* **REQUIRED ACTION**
Retype the entries in full.

################

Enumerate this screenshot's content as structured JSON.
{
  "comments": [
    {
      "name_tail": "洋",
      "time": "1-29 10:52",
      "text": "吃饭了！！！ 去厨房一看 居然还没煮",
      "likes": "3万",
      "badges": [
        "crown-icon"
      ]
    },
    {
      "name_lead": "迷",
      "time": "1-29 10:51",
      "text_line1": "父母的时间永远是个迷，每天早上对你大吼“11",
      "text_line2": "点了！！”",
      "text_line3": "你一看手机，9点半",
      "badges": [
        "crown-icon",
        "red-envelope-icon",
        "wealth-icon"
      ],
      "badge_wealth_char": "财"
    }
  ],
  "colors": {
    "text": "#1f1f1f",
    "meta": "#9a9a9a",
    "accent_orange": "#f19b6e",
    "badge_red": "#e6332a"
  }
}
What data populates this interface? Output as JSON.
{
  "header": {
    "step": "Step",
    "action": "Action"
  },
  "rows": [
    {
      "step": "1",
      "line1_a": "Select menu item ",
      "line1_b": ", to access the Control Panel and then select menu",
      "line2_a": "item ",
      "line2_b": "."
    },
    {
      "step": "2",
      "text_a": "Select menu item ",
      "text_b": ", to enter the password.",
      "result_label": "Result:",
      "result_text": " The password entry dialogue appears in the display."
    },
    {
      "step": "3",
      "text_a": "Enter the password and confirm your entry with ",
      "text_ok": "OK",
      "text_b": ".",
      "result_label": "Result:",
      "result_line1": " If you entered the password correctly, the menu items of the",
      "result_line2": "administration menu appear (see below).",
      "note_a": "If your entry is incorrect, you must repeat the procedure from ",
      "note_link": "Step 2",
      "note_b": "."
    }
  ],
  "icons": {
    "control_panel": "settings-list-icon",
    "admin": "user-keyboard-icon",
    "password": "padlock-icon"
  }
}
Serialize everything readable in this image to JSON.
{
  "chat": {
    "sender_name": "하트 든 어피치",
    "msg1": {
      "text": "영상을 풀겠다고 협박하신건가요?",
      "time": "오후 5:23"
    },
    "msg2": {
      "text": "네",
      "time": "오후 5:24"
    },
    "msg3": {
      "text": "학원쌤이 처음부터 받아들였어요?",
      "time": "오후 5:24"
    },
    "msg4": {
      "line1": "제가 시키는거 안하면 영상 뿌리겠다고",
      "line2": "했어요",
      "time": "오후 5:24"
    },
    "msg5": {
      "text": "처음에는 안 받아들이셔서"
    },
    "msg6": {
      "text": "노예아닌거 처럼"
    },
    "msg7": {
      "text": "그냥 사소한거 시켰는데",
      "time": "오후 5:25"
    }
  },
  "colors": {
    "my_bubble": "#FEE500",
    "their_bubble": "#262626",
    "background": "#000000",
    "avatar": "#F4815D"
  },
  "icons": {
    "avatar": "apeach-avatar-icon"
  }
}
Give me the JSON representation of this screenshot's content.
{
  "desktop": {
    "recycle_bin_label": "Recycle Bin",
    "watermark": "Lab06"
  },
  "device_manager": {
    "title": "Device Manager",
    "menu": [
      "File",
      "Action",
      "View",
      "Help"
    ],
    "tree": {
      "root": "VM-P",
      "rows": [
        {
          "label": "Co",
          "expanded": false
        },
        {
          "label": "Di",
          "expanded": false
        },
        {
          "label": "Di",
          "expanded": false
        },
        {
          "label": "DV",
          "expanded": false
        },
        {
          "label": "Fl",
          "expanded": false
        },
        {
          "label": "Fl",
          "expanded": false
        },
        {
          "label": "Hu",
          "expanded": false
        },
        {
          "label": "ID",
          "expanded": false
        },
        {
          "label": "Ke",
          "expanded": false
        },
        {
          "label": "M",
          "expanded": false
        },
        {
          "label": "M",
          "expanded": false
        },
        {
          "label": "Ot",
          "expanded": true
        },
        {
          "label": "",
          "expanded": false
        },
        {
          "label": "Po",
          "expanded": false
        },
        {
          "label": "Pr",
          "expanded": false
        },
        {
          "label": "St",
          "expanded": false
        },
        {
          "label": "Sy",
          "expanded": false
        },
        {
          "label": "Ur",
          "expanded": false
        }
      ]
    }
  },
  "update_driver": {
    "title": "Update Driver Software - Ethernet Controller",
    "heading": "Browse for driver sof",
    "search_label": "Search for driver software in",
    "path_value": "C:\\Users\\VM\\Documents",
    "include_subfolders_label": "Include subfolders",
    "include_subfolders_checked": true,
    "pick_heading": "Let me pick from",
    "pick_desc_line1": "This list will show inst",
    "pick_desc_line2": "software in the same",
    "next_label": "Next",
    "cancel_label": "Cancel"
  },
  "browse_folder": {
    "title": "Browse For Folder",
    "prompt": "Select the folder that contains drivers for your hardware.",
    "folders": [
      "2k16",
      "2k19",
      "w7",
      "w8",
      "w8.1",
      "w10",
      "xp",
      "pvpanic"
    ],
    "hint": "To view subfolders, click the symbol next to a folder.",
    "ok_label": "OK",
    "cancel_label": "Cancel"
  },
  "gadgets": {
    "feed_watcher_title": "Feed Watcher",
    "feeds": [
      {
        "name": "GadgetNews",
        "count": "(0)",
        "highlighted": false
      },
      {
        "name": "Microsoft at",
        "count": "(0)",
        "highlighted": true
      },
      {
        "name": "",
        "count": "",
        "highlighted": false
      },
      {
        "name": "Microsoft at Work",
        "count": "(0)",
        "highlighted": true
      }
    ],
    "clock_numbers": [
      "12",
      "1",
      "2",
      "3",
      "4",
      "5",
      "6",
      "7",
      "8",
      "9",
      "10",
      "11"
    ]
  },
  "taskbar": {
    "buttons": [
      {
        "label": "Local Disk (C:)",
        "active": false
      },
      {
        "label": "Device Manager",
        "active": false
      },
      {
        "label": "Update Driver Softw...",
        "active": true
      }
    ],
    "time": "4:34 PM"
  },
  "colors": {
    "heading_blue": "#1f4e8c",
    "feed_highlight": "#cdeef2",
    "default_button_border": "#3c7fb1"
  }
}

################

* **RESPONSE FOR THIS EXERCISE**
Enumerate this screenshot's content as structured JSON.
{
  "comments": [
    {
      "name_tail": "洋",
      "time": "1-29 10:52",
      "text": "吃饭了！！！ 去厨房一看 居然还没煮",
      "likes": "3万",
      "badges": [
        "crown-icon"
      ]
    },
    {
      "name_lead": "迷",
      "time": "1-29 10:51",
      "text_line1": "父母的时间永远是个迷，每天早上对你大吼“11",
      "text_line2": "点了！！”",
      "text_line3": "你一看手机，9点半",
      "badges": [
        "crown-icon",
        "red-envelope-icon",
        "wealth-icon"
      ],
      "badge_wealth_char": "财"
    }
  ],
  "colors": {
    "text": "#1f1f1f",
    "meta": "#9a9a9a",
    "accent_orange": "#f19b6e",
    "badge_red": "#e6332a"
  }
}
What data populates this interface? Output as JSON.
{
  "header": {
    "step": "Step",
    "action": "Action"
  },
  "rows": [
    {
      "step": "1",
      "line1_a": "Select menu item ",
      "line1_b": ", to access the Control Panel and then select menu",
      "line2_a": "item ",
      "line2_b": "."
    },
    {
      "step": "2",
      "text_a": "Select menu item ",
      "text_b": ", to enter the password.",
      "result_label": "Result:",
      "result_text": " The password entry dialogue appears in the display."
    },
    {
      "step": "3",
      "text_a": "Enter the password and confirm your entry with ",
      "text_ok": "OK",
      "text_b": ".",
      "result_label": "Result:",
      "result_line1": " If you entered the password correctly, the menu items of the",
      "result_line2": "administration menu appear (see below).",
      "note_a": "If your entry is incorrect, you must repeat the procedure from ",
      "note_link": "Step 2",
      "note_b": "."
    }
  ],
  "icons": {
    "control_panel": "settings-list-icon",
    "admin": "user-keyboard-icon",
    "password": "padlock-icon"
  }
}
Serialize everything readable in this image to JSON.
{
  "chat": {
    "sender_name": "하트 든 어피치",
    "msg1": {
      "text": "영상을 풀겠다고 협박하신건가요?",
      "time": "오후 5:23"
    },
    "msg2": {
      "text": "네",
      "time": "오후 5:24"
    },
    "msg3": {
      "text": "학원쌤이 처음부터 받아들였어요?",
      "time": "오후 5:24"
    },
    "msg4": {
      "line1": "제가 시키는거 안하면 영상 뿌리겠다고",
      "line2": "했어요",
      "time": "오후 5:24"
    },
    "msg5": {
      "text": "처음에는 안 받아들이셔서"
    },
    "msg6": {
      "text": "노예아닌거 처럼"
    },
    "msg7": {
      "text": "그냥 사소한거 시켰는데",
      "time": "오후 5:25"
    }
  },
  "colors": {
    "my_bubble": "#FEE500",
    "their_bubble": "#262626",
    "background": "#000000",
    "avatar": "#F4815D"
  },
  "icons": {
    "avatar": "apeach-avatar-icon"
  }
}
Give me the JSON representation of this screenshot's content.
{
  "desktop": {
    "recycle_bin_label": "Recycle Bin",
    "watermark": "Lab06"
  },
  "device_manager": {
    "title": "Device Manager",
    "menu": [
      "File",
      "Action",
      "View",
      "Help"
    ],
    "tree": {
      "root": "VM-P",
      "rows": [
        {
          "label": "Co",
          "expanded": false
        },
        {
          "label": "Di",
          "expanded": false
        },
        {
          "label": "Di",
          "expanded": false
        },
        {
          "label": "DV",
          "expanded": false
        },
        {
          "label": "Fl",
          "expanded": false
        },
        {
          "label": "Fl",
          "expanded": false
        },
        {
          "label": "Hu",
          "expanded": false
        },
        {
          "label": "ID",
          "expanded": false
        },
        {
          "label": "Ke",
          "expanded": false
        },
        {
          "label": "M",
          "expanded": false
        },
        {
          "label": "M",
          "expanded": false
        },
        {
          "label": "Ot",
          "expanded": true
        },
        {
          "label": "",
          "expanded": false
        },
        {
          "label": "Po",
          "expanded": false
        },
        {
          "label": "Pr",
          "expanded": false
        },
        {
          "label": "St",
          "expanded": false
        },
        {
          "label": "Sy",
          "expanded": false
        },
        {
          "label": "Ur",
          "expanded": false
        }
      ]
    }
  },
  "update_driver": {
    "title": "Update Driver Software - Ethernet Controller",
    "heading": "Browse for driver sof",
    "search_label": "Search for driver software in",
    "path_value": "C:\\Users\\VM\\Documents",
    "include_subfolders_label": "Include subfolders",
    "include_subfolders_checked": true,
    "pick_heading": "Let me pick from",
    "pick_desc_line1": "This list will show inst",
    "pick_desc_line2": "software in the same",
    "next_label": "Next",
    "cancel_label": "Cancel"
  },
  "browse_folder": {
    "title": "Browse For Folder",
    "prompt": "Select the folder that contains drivers for your hardware.",
    "folders": [
      "2k16",
      "2k19",
      "w7",
      "w8",
      "w8.1",
      "w10",
      "xp",
      "pvpanic"
    ],
    "hint": "To view subfolders, click the symbol next to a folder.",
    "ok_label": "OK",
    "cancel_label": "Cancel"
  },
  "gadgets": {
    "feed_watcher_title": "Feed Watcher",
    "feeds": [
      {
        "name": "GadgetNews",
        "count": "(0)",
        "highlighted": false
      },
      {
        "name": "Microsoft at",
        "count": "(0)",
        "highlighted": true
      },
      {
        "name": "",
        "count": "",
        "highlighted": false
      },
      {
        "name": "Microsoft at Work",
        "count": "(0)",
        "highlighted": true
      }
    ],
    "clock_numbers": [
      "12",
      "1",
      "2",
      "3",
      "4",
      "5",
      "6",
      "7",
      "8",
      "9",
      "10",
      "11"
    ]
  },
  "taskbar": {
    "buttons": [
      {
        "label": "Local Disk (C:)",
        "active": false
      },
      {
        "label": "Device Manager",
        "active": false
      },
      {
        "label": "Update Driver Softw...",
        "active": true
      }
    ],
    "time": "4:34 PM"
  },
  "colors": {
    "heading_blue": "#1f4e8c",
    "feed_highlight": "#cdeef2",
    "default_button_border": "#3c7fb1"
  }
}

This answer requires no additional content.